*** Opening of GIVEN RECORDS ***

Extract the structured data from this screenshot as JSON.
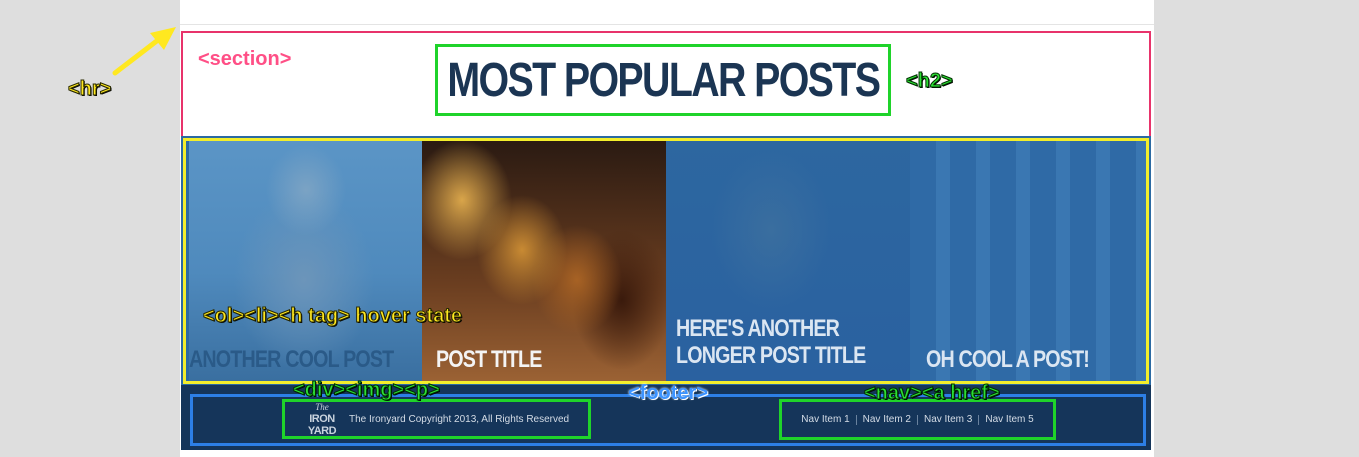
{
  "annotations": {
    "hr": "<hr>",
    "section": "<section>",
    "h2": "<h2>",
    "hover": "<ol><li><h tag> hover state",
    "div_img_p": "<div><img><p>",
    "footer": "<footer>",
    "nav": "<nav><a href>"
  },
  "heading": "MOST POPULAR POSTS",
  "posts": [
    {
      "title": "ANOTHER COOL POST"
    },
    {
      "title": "POST TITLE"
    },
    {
      "title_line1": "HERE'S ANOTHER",
      "title_line2": "LONGER POST TITLE"
    },
    {
      "title": "OH COOL A POST!"
    }
  ],
  "footer": {
    "logo_the": "The",
    "logo_iron": "IRON",
    "logo_yard": "YARD",
    "copyright": "The Ironyard Copyright 2013, All Rights Reserved",
    "nav": [
      "Nav Item 1",
      "Nav Item 2",
      "Nav Item 3",
      "Nav Item 5"
    ]
  },
  "colors": {
    "section_outline": "#e8336b",
    "heading_outline": "#1fd32a",
    "posts_outline": "#f3ee2c",
    "footer_outline": "#2d7fe6",
    "footer_bg": "#15355a",
    "heading_text": "#1b3553",
    "post_overlay": "#2b6aa3"
  }
}
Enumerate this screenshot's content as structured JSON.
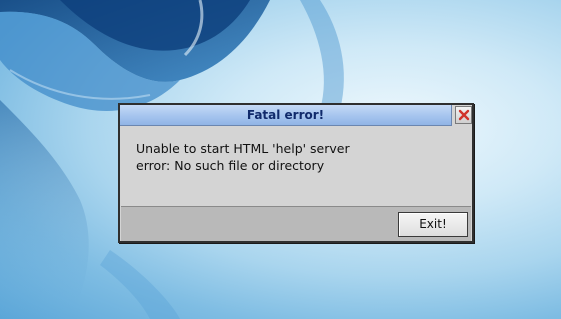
{
  "dialog": {
    "title": "Fatal error!",
    "message_lines": [
      "Unable to start HTML 'help' server",
      "error: No such file or directory"
    ],
    "exit_label": "Exit!",
    "close_icon": "close-icon"
  },
  "colors": {
    "titlebar": "#a8c6ef",
    "title_text": "#102a6b",
    "close_x": "#d0342c",
    "dialog_bg": "#d4d4d4",
    "button_area_bg": "#b9b9b9",
    "desktop": "#7fbde3"
  }
}
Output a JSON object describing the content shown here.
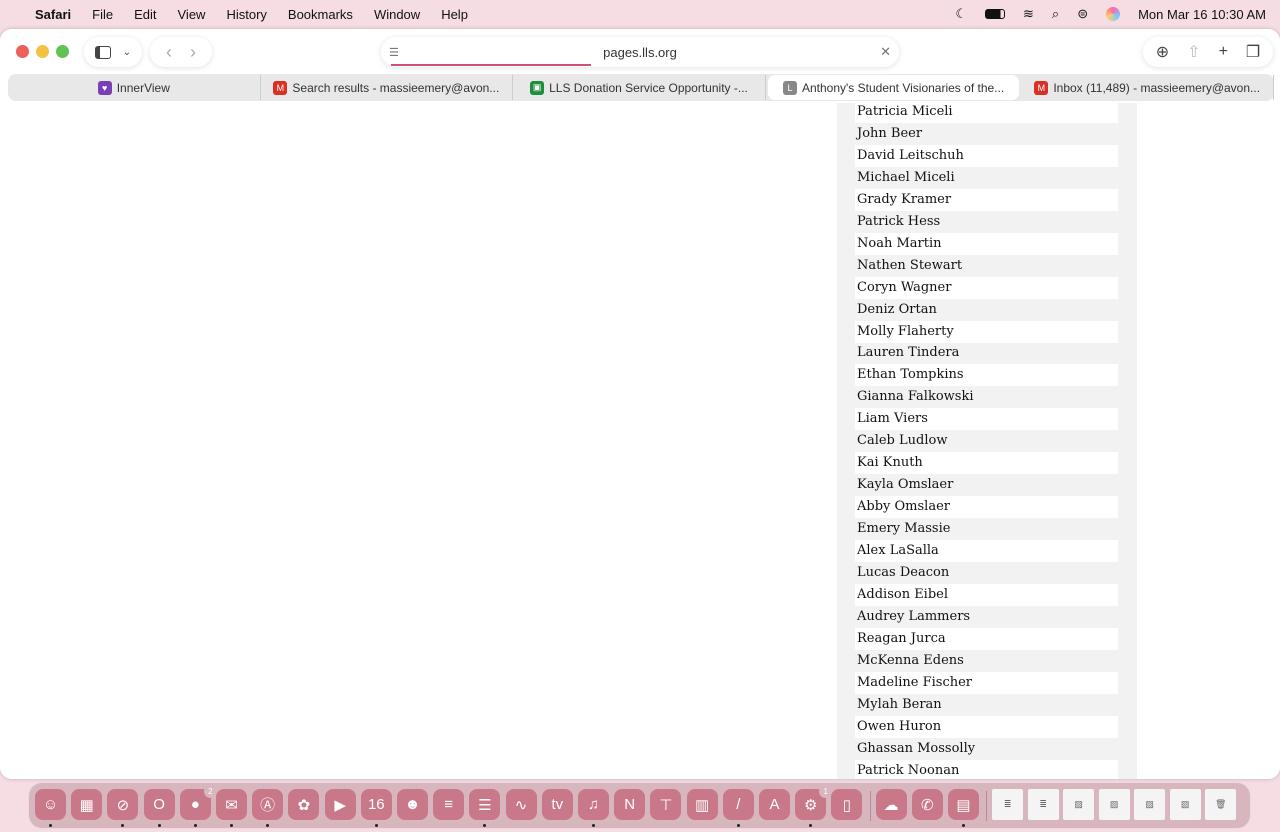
{
  "menubar": {
    "app": "Safari",
    "items": [
      "File",
      "Edit",
      "View",
      "History",
      "Bookmarks",
      "Window",
      "Help"
    ],
    "datetime": "Mon Mar 16  10:30 AM"
  },
  "browser": {
    "url": "pages.lls.org",
    "load_progress": 0.4,
    "tabs": [
      {
        "label": "InnerView",
        "icon": "innerview-icon",
        "color": "#7b3fb5",
        "glyph": "♥"
      },
      {
        "label": "Search results - massieemery@avon...",
        "icon": "gmail-icon",
        "color": "#d93025",
        "glyph": "M"
      },
      {
        "label": "LLS Donation Service Opportunity -...",
        "icon": "classroom-icon",
        "color": "#1e8e3e",
        "glyph": "▣"
      },
      {
        "label": "Anthony's Student Visionaries of the...",
        "icon": "letter-l-icon",
        "color": "#888888",
        "glyph": "L",
        "active": true
      },
      {
        "label": "Inbox (11,489) - massieemery@avon...",
        "icon": "gmail-icon",
        "color": "#d93025",
        "glyph": "M"
      }
    ]
  },
  "names": [
    "Patricia Miceli",
    "John Beer",
    "David Leitschuh",
    "Michael Miceli",
    "Grady Kramer",
    "Patrick Hess",
    "Noah Martin",
    "Nathen Stewart",
    "Coryn Wagner",
    "Deniz Ortan",
    "Molly Flaherty",
    "Lauren Tindera",
    "Ethan Tompkins",
    "Gianna Falkowski",
    "Liam Viers",
    "Caleb Ludlow",
    "Kai Knuth",
    "Kayla Omslaer",
    "Abby Omslaer",
    "Emery Massie",
    "Alex LaSalla",
    "Lucas Deacon",
    "Addison Eibel",
    "Audrey Lammers",
    "Reagan Jurca",
    "McKenna Edens",
    "Madeline Fischer",
    "Mylah Beran",
    "Owen Huron",
    "Ghassan Mossolly",
    "Patrick Noonan"
  ],
  "dock": [
    {
      "name": "finder",
      "g": "☺",
      "run": true
    },
    {
      "name": "launchpad",
      "g": "▦"
    },
    {
      "name": "safari",
      "g": "⊘",
      "run": true
    },
    {
      "name": "opera",
      "g": "O",
      "run": true
    },
    {
      "name": "messages",
      "g": "●",
      "run": true,
      "badge": "2"
    },
    {
      "name": "mail",
      "g": "✉",
      "run": true
    },
    {
      "name": "maps",
      "g": "Ⓐ",
      "run": true
    },
    {
      "name": "photos",
      "g": "✿"
    },
    {
      "name": "facetime",
      "g": "▶"
    },
    {
      "name": "calendar",
      "g": "16",
      "run": true
    },
    {
      "name": "contacts",
      "g": "☻"
    },
    {
      "name": "reminders",
      "g": "≡"
    },
    {
      "name": "notes",
      "g": "☰",
      "run": true
    },
    {
      "name": "freeform",
      "g": "∿"
    },
    {
      "name": "tv",
      "g": "tv"
    },
    {
      "name": "music",
      "g": "♫",
      "run": true
    },
    {
      "name": "news",
      "g": "N"
    },
    {
      "name": "keynote",
      "g": "⊤"
    },
    {
      "name": "numbers",
      "g": "▥"
    },
    {
      "name": "pages",
      "g": "/",
      "run": true
    },
    {
      "name": "app-store",
      "g": "A"
    },
    {
      "name": "system-settings",
      "g": "⚙",
      "run": true,
      "badge": "1"
    },
    {
      "name": "iphone-mirroring",
      "g": "▯"
    },
    {
      "sep": true
    },
    {
      "name": "icloud",
      "g": "☁"
    },
    {
      "name": "phone",
      "g": "✆"
    },
    {
      "name": "printer",
      "g": "▤",
      "run": true
    },
    {
      "sep": true
    },
    {
      "name": "document",
      "g": "≣",
      "doc": true
    },
    {
      "name": "document",
      "g": "≣",
      "doc": true
    },
    {
      "name": "photo-doc",
      "g": "▨",
      "doc": true
    },
    {
      "name": "photo-doc",
      "g": "▨",
      "doc": true
    },
    {
      "name": "photo-doc",
      "g": "▨",
      "doc": true
    },
    {
      "name": "photo-doc",
      "g": "▨",
      "doc": true
    },
    {
      "name": "trash",
      "g": "🗑",
      "doc": true
    }
  ]
}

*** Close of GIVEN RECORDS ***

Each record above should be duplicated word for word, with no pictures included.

Extract the structured data from this screenshot as JSON.
{
  "annotations": {
    "hr": "<hr>",
    "section": "<section>",
    "h2": "<h2>",
    "hover": "<ol><li><h tag> hover state",
    "div_img_p": "<div><img><p>",
    "footer": "<footer>",
    "nav": "<nav><a href>"
  },
  "heading": "MOST POPULAR POSTS",
  "posts": [
    {
      "title": "ANOTHER COOL POST"
    },
    {
      "title": "POST TITLE"
    },
    {
      "title_line1": "HERE'S ANOTHER",
      "title_line2": "LONGER POST TITLE"
    },
    {
      "title": "OH COOL A POST!"
    }
  ],
  "footer": {
    "logo_the": "The",
    "logo_iron": "IRON",
    "logo_yard": "YARD",
    "copyright": "The Ironyard Copyright 2013, All Rights Reserved",
    "nav": [
      "Nav Item 1",
      "Nav Item 2",
      "Nav Item 3",
      "Nav Item 5"
    ]
  },
  "colors": {
    "section_outline": "#e8336b",
    "heading_outline": "#1fd32a",
    "posts_outline": "#f3ee2c",
    "footer_outline": "#2d7fe6",
    "footer_bg": "#15355a",
    "heading_text": "#1b3553",
    "post_overlay": "#2b6aa3"
  }
}
Enumerate this screenshot's content as structured JSON.
{
  "dialog": {
    "title": "Fatal error!",
    "message_lines": [
      "Unable to start HTML 'help' server",
      "error: No such file or directory"
    ],
    "exit_label": "Exit!",
    "close_icon": "close-icon"
  },
  "colors": {
    "titlebar": "#a8c6ef",
    "title_text": "#102a6b",
    "close_x": "#d0342c",
    "dialog_bg": "#d4d4d4",
    "button_area_bg": "#b9b9b9",
    "desktop": "#7fbde3"
  }
}
Output a JSON object describing the content shown here.
{
  "menubar": {
    "app": "Safari",
    "items": [
      "File",
      "Edit",
      "View",
      "History",
      "Bookmarks",
      "Window",
      "Help"
    ],
    "datetime": "Mon Mar 16  10:30 AM"
  },
  "browser": {
    "url": "pages.lls.org",
    "load_progress": 0.4,
    "tabs": [
      {
        "label": "InnerView",
        "icon": "innerview-icon",
        "color": "#7b3fb5",
        "glyph": "♥"
      },
      {
        "label": "Search results - massieemery@avon...",
        "icon": "gmail-icon",
        "color": "#d93025",
        "glyph": "M"
      },
      {
        "label": "LLS Donation Service Opportunity -...",
        "icon": "classroom-icon",
        "color": "#1e8e3e",
        "glyph": "▣"
      },
      {
        "label": "Anthony's Student Visionaries of the...",
        "icon": "letter-l-icon",
        "color": "#888888",
        "glyph": "L",
        "active": true
      },
      {
        "label": "Inbox (11,489) - massieemery@avon...",
        "icon": "gmail-icon",
        "color": "#d93025",
        "glyph": "M"
      }
    ]
  },
  "names": [
    "Patricia Miceli",
    "John Beer",
    "David Leitschuh",
    "Michael Miceli",
    "Grady Kramer",
    "Patrick Hess",
    "Noah Martin",
    "Nathen Stewart",
    "Coryn Wagner",
    "Deniz Ortan",
    "Molly Flaherty",
    "Lauren Tindera",
    "Ethan Tompkins",
    "Gianna Falkowski",
    "Liam Viers",
    "Caleb Ludlow",
    "Kai Knuth",
    "Kayla Omslaer",
    "Abby Omslaer",
    "Emery Massie",
    "Alex LaSalla",
    "Lucas Deacon",
    "Addison Eibel",
    "Audrey Lammers",
    "Reagan Jurca",
    "McKenna Edens",
    "Madeline Fischer",
    "Mylah Beran",
    "Owen Huron",
    "Ghassan Mossolly",
    "Patrick Noonan"
  ],
  "dock": [
    {
      "name": "finder",
      "g": "☺",
      "run": true
    },
    {
      "name": "launchpad",
      "g": "▦"
    },
    {
      "name": "safari",
      "g": "⊘",
      "run": true
    },
    {
      "name": "opera",
      "g": "O",
      "run": true
    },
    {
      "name": "messages",
      "g": "●",
      "run": true,
      "badge": "2"
    },
    {
      "name": "mail",
      "g": "✉",
      "run": true
    },
    {
      "name": "maps",
      "g": "Ⓐ",
      "run": true
    },
    {
      "name": "photos",
      "g": "✿"
    },
    {
      "name": "facetime",
      "g": "▶"
    },
    {
      "name": "calendar",
      "g": "16",
      "run": true
    },
    {
      "name": "contacts",
      "g": "☻"
    },
    {
      "name": "reminders",
      "g": "≡"
    },
    {
      "name": "notes",
      "g": "☰",
      "run": true
    },
    {
      "name": "freeform",
      "g": "∿"
    },
    {
      "name": "tv",
      "g": "tv"
    },
    {
      "name": "music",
      "g": "♫",
      "run": true
    },
    {
      "name": "news",
      "g": "N"
    },
    {
      "name": "keynote",
      "g": "⊤"
    },
    {
      "name": "numbers",
      "g": "▥"
    },
    {
      "name": "pages",
      "g": "/",
      "run": true
    },
    {
      "name": "app-store",
      "g": "A"
    },
    {
      "name": "system-settings",
      "g": "⚙",
      "run": true,
      "badge": "1"
    },
    {
      "name": "iphone-mirroring",
      "g": "▯"
    },
    {
      "sep": true
    },
    {
      "name": "icloud",
      "g": "☁"
    },
    {
      "name": "phone",
      "g": "✆"
    },
    {
      "name": "printer",
      "g": "▤",
      "run": true
    },
    {
      "sep": true
    },
    {
      "name": "document",
      "g": "≣",
      "doc": true
    },
    {
      "name": "document",
      "g": "≣",
      "doc": true
    },
    {
      "name": "photo-doc",
      "g": "▨",
      "doc": true
    },
    {
      "name": "photo-doc",
      "g": "▨",
      "doc": true
    },
    {
      "name": "photo-doc",
      "g": "▨",
      "doc": true
    },
    {
      "name": "photo-doc",
      "g": "▨",
      "doc": true
    },
    {
      "name": "trash",
      "g": "🗑",
      "doc": true
    }
  ]
}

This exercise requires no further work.